Work to be completed: The string "AClass" appears in some lines of the entries that follow; copy each such line.

Records provided:
────────

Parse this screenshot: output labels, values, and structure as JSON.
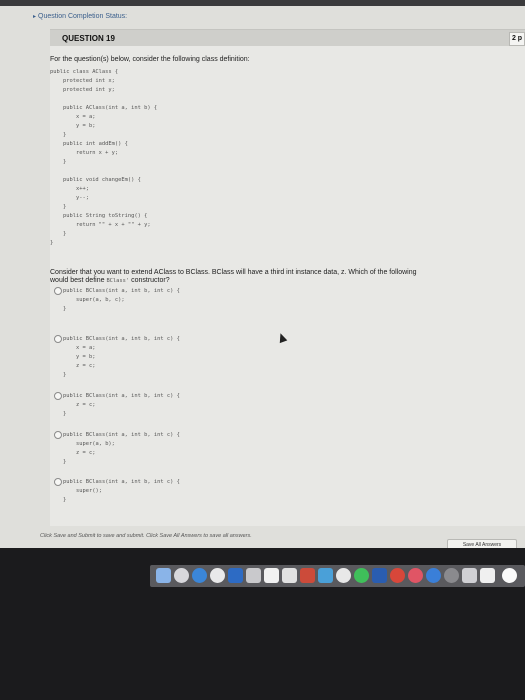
{
  "status": {
    "label": "Question Completion Status:"
  },
  "question": {
    "title": "QUESTION 19",
    "points": "2 p"
  },
  "prompt": "For the question(s) below, consider the following class definition:",
  "class_code": [
    "public class AClass {",
    "    protected int x;",
    "    protected int y;",
    "",
    "    public AClass(int a, int b) {",
    "        x = a;",
    "        y = b;",
    "    }",
    "    public int addEm() {",
    "        return x + y;",
    "    }",
    "",
    "    public void changeEm() {",
    "        x++;",
    "        y--;",
    "    }",
    "    public String toString() {",
    "        return \"\" + x + \"\" + y;",
    "    }",
    "}"
  ],
  "question_text": {
    "line1": "Consider that you want to extend AClass to BClass. BClass will have a third int instance data, z. Which of the following",
    "line2_pre": "would best define ",
    "line2_code": "BClass'",
    "line2_post": " constructor?"
  },
  "options": [
    {
      "lines": [
        "public BClass(int a, int b, int c) {",
        "    super(a, b, c);",
        "}"
      ]
    },
    {
      "lines": [
        "public BClass(int a, int b, int c) {",
        "    x = a;",
        "    y = b;",
        "    z = c;",
        "}"
      ]
    },
    {
      "lines": [
        "public BClass(int a, int b, int c) {",
        "    z = c;",
        "}"
      ]
    },
    {
      "lines": [
        "public BClass(int a, int b, int c) {",
        "    super(a, b);",
        "    z = c;",
        "}"
      ]
    },
    {
      "lines": [
        "public BClass(int a, int b, int c) {",
        "    super();",
        "}"
      ]
    }
  ],
  "footer": {
    "note": "Click Save and Submit to save and submit. Click Save All Answers to save all answers.",
    "save_all_label": "Save All Answers"
  },
  "colors": {
    "link_blue": "#3b5f8c",
    "page_bg": "#dfdfdb",
    "desk": "#1b1b1d"
  }
}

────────

Output of the exercise:
    "public class AClass {",
    "    public AClass(int a, int b) {",
    "line1": "Consider that you want to extend AClass to BClass. BClass will have a third int instance data, z. Which of the following",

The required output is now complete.